Excerpts from an interface dataset:
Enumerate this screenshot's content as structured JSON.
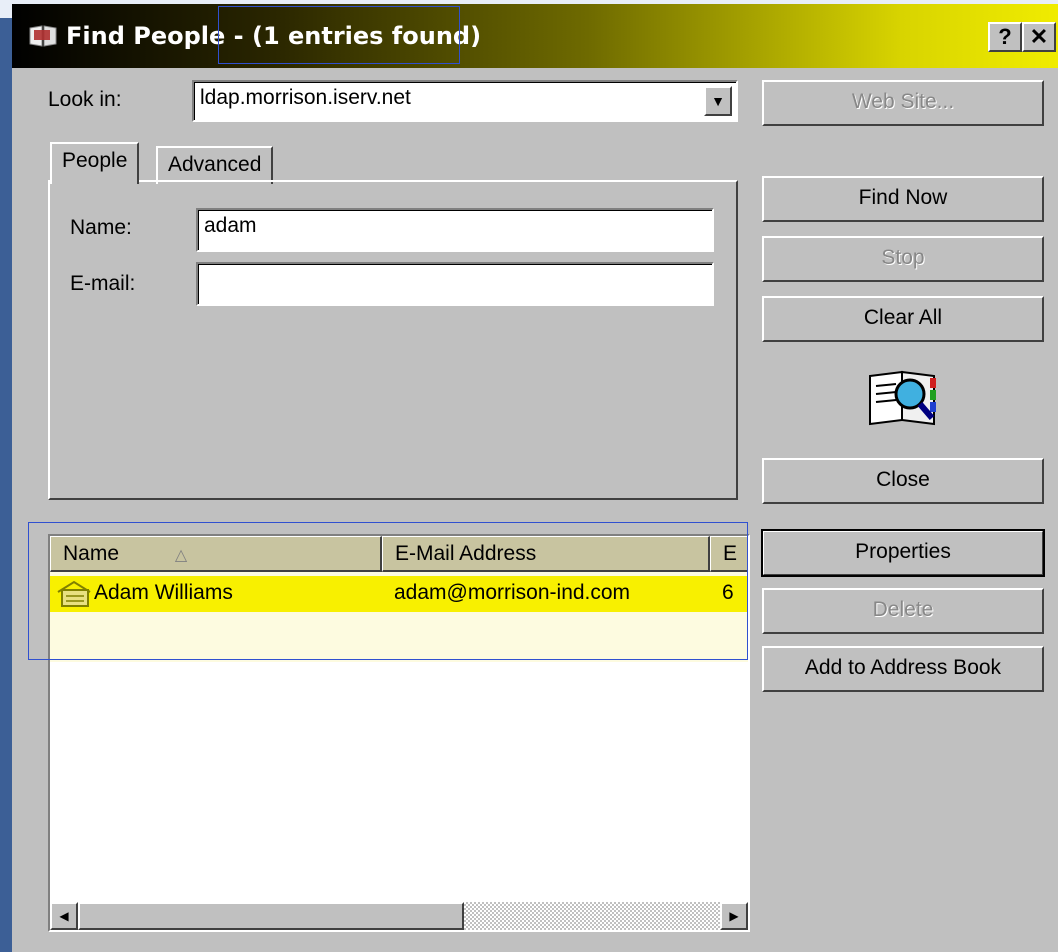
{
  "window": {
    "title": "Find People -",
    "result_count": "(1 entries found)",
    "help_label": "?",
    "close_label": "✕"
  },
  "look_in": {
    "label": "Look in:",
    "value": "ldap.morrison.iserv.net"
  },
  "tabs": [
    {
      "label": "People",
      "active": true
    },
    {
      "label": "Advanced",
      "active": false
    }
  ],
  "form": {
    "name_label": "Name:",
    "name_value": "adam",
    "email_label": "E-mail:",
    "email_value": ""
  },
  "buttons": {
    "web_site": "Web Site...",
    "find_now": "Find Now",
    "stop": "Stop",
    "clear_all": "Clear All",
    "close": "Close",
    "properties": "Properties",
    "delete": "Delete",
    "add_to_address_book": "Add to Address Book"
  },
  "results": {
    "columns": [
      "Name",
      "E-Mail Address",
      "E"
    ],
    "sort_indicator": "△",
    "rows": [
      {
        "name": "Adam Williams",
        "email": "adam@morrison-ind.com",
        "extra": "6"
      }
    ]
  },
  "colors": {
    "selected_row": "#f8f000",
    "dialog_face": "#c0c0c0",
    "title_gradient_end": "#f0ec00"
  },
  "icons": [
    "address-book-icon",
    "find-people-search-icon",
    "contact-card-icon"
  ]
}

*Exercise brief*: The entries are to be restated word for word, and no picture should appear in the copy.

*Answer section*:
Enumerate this screenshot's content as structured JSON.
{
  "window": {
    "title": "Find People -",
    "result_count": "(1 entries found)",
    "help_label": "?",
    "close_label": "✕"
  },
  "look_in": {
    "label": "Look in:",
    "value": "ldap.morrison.iserv.net"
  },
  "tabs": [
    {
      "label": "People",
      "active": true
    },
    {
      "label": "Advanced",
      "active": false
    }
  ],
  "form": {
    "name_label": "Name:",
    "name_value": "adam",
    "email_label": "E-mail:",
    "email_value": ""
  },
  "buttons": {
    "web_site": "Web Site...",
    "find_now": "Find Now",
    "stop": "Stop",
    "clear_all": "Clear All",
    "close": "Close",
    "properties": "Properties",
    "delete": "Delete",
    "add_to_address_book": "Add to Address Book"
  },
  "results": {
    "columns": [
      "Name",
      "E-Mail Address",
      "E"
    ],
    "sort_indicator": "△",
    "rows": [
      {
        "name": "Adam Williams",
        "email": "adam@morrison-ind.com",
        "extra": "6"
      }
    ]
  },
  "colors": {
    "selected_row": "#f8f000",
    "dialog_face": "#c0c0c0",
    "title_gradient_end": "#f0ec00"
  },
  "icons": [
    "address-book-icon",
    "find-people-search-icon",
    "contact-card-icon"
  ]
}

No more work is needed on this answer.